EXTRACTED RECORDS >>
────────────────
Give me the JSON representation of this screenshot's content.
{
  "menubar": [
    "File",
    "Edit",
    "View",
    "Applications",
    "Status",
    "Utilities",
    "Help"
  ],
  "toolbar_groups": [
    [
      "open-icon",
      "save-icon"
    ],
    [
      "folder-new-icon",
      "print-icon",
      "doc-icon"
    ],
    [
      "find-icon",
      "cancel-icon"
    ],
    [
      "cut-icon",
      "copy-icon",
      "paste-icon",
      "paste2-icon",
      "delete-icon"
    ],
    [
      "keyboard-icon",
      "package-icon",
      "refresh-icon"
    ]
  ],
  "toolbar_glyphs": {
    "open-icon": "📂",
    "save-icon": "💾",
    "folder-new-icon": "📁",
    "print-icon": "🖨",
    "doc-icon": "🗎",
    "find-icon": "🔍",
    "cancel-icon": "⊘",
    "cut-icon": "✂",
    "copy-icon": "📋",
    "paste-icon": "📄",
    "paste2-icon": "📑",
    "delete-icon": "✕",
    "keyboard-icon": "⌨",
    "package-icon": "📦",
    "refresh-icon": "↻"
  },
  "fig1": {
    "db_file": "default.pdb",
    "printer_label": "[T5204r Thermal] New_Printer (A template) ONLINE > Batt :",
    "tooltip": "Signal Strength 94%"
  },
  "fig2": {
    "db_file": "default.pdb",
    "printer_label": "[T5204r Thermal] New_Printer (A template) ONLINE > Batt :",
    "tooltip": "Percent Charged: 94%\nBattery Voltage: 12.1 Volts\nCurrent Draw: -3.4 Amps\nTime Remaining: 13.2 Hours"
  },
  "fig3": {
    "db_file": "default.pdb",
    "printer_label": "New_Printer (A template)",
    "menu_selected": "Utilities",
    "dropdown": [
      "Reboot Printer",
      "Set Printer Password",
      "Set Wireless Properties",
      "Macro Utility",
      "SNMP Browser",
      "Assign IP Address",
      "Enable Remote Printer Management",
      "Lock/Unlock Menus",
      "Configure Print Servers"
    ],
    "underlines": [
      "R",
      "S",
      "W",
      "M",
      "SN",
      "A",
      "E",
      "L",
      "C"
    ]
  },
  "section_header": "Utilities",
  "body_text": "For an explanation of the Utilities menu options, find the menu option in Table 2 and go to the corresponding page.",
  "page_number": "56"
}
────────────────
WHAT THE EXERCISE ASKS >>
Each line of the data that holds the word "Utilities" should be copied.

RESPONSE TO THE EXERCISE >>
    "Utilities",
    "menu_selected": "Utilities",
  "section_header": "Utilities",
  "body_text": "For an explanation of the Utilities menu options, find the menu option in Table 2 and go to the corresponding page.",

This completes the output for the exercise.